A great thing to note is how many jobs the company has done in a particular area. If they have installed a substantial amount of projects in one area and more specifically your area, they must be doing something right as neighbors talk and share their experiences. If they were doing something wrong they would not be asked back again and again.
Step#9 Find out whether they have project minimums
This is important to know ahead of time so that you do not waste your time setting up an appointment for a job that is out of their scope or is too small, etc. Most companies have a 300sqft minimum which is very normal and makes a lot of sense.
A great idea to consider if you do have a small area(less than 300sqft) is to see if your neighbors are interested in getting their driveway, patio or lawn redone. That way, the combination of the 2 jobs will meet most companies minimums, and at the same time save you and your neighbor money. The more sqft you do, the less your project will be per sqft.
Step#10a Find out what their average prices & specials are in advance
When you call each company, ASK what their avg. ranges are in terms of price/sqft. Although each paver and synthetic grass project is custom and there are a lot of details which can add or reduce the overall price, the company should be able to provide you with a standard ball-park estimate over the phone for a “typical installation.”
Find out what their specials are and if the prices that were quoted over the phone include the specials or not.
This way you will have a great idea as to what to expect prior to the Salesperson showing up.
Step#10b Finally, please don’t fall for the Salesperson “Closing Tactics”

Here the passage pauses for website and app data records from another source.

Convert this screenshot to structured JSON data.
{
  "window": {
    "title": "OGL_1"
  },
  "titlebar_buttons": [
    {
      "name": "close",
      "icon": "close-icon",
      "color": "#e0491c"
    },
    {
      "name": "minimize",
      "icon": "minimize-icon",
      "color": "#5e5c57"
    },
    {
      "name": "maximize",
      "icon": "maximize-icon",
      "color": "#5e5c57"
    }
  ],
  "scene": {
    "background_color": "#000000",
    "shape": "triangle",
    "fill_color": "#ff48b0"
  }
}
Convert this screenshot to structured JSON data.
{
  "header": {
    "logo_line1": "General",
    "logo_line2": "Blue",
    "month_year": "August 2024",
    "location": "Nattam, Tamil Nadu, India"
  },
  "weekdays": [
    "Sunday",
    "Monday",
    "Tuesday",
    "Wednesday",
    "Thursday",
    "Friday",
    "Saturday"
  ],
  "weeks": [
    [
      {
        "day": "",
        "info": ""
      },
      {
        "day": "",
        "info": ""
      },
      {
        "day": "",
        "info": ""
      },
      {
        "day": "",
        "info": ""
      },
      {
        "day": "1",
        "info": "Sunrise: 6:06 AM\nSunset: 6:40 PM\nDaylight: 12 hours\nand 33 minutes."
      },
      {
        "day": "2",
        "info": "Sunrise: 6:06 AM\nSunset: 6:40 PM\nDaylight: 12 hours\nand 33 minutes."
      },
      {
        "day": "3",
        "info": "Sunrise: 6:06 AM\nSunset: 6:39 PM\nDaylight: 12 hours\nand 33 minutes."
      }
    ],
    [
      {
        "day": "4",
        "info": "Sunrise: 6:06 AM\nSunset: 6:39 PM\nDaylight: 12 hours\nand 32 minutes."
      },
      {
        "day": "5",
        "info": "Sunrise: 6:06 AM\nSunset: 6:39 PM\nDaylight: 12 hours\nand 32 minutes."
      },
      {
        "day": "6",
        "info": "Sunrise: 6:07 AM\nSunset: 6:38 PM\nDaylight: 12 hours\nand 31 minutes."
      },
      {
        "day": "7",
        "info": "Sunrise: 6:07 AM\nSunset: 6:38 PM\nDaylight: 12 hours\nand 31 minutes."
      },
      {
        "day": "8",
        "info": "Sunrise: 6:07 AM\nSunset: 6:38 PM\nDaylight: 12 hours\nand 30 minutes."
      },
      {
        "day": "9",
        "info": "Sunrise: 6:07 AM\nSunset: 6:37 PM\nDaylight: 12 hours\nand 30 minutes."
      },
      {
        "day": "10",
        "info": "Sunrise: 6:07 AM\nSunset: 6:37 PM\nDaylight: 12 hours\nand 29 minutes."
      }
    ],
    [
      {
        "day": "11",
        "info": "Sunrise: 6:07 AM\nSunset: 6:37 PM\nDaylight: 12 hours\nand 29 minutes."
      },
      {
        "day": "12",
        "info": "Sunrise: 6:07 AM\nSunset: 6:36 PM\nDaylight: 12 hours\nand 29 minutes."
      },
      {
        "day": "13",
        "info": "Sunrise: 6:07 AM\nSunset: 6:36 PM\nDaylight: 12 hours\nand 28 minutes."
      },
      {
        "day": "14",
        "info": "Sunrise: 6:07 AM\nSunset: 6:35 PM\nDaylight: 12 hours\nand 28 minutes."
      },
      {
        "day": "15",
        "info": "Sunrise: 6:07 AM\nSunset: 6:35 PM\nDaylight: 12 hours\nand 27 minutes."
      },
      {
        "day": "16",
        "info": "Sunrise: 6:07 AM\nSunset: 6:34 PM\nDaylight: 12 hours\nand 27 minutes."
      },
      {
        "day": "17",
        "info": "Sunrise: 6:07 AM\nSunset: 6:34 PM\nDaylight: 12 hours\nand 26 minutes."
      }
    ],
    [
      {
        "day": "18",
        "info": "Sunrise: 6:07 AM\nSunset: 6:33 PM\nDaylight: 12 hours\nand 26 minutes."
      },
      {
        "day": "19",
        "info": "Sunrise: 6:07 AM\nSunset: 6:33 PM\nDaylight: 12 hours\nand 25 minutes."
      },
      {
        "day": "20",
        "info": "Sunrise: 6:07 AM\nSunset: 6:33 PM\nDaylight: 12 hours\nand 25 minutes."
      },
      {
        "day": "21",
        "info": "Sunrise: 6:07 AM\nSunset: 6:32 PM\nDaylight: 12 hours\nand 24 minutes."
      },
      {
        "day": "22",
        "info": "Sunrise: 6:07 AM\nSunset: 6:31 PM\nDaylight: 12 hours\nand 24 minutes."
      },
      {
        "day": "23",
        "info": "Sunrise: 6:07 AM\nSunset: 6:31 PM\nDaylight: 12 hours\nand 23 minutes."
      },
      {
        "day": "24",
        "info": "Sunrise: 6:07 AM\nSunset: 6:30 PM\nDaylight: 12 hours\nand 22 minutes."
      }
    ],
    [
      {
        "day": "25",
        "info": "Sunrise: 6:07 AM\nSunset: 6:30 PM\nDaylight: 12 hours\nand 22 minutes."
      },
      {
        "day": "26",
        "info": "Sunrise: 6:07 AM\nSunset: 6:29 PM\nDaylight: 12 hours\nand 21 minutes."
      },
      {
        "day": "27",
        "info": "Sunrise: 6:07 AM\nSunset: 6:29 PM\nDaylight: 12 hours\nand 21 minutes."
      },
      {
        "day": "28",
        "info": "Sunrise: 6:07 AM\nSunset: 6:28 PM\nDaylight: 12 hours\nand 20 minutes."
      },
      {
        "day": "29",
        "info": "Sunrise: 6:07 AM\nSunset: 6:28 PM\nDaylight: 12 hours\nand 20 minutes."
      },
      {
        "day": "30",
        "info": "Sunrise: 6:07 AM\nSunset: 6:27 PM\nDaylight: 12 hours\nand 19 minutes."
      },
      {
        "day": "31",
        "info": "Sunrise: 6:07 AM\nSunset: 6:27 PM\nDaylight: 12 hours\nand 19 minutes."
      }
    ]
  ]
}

This is a Big Decision and do not feel pressured to sign the contract on day #1. Take your time. If the salesperson states that they have a special deal going on right now, however, in order to get this special price, you need to sign up today or it is going to go away, just know that this is just NOT true and do not fall for this used car salesman stuff.
If fact, if you feel like you are being sold or feel uncomfortable at any point, then that particular company is probably not the right fit for you.
You want a company that is going to be 100% Transparent and a straight shooter, not one that is going to be artificially inflating the price so that they have room to play games with you.
The Bottom Line
If you follow these 10 Steps as best as you can, you will be well on your way to doing business with a quality Paver or Synthetic Turf Company that prides themselves in doing business with the utmost professionalism and integrity.
Use this as a guide to help weed out the “bad seeds,” and please come back to share how everything turned out. If you have any questions, comments or have any input to add to this list, we would love to hear from you.
Best of Luck with your Estimates & Decision Making Process!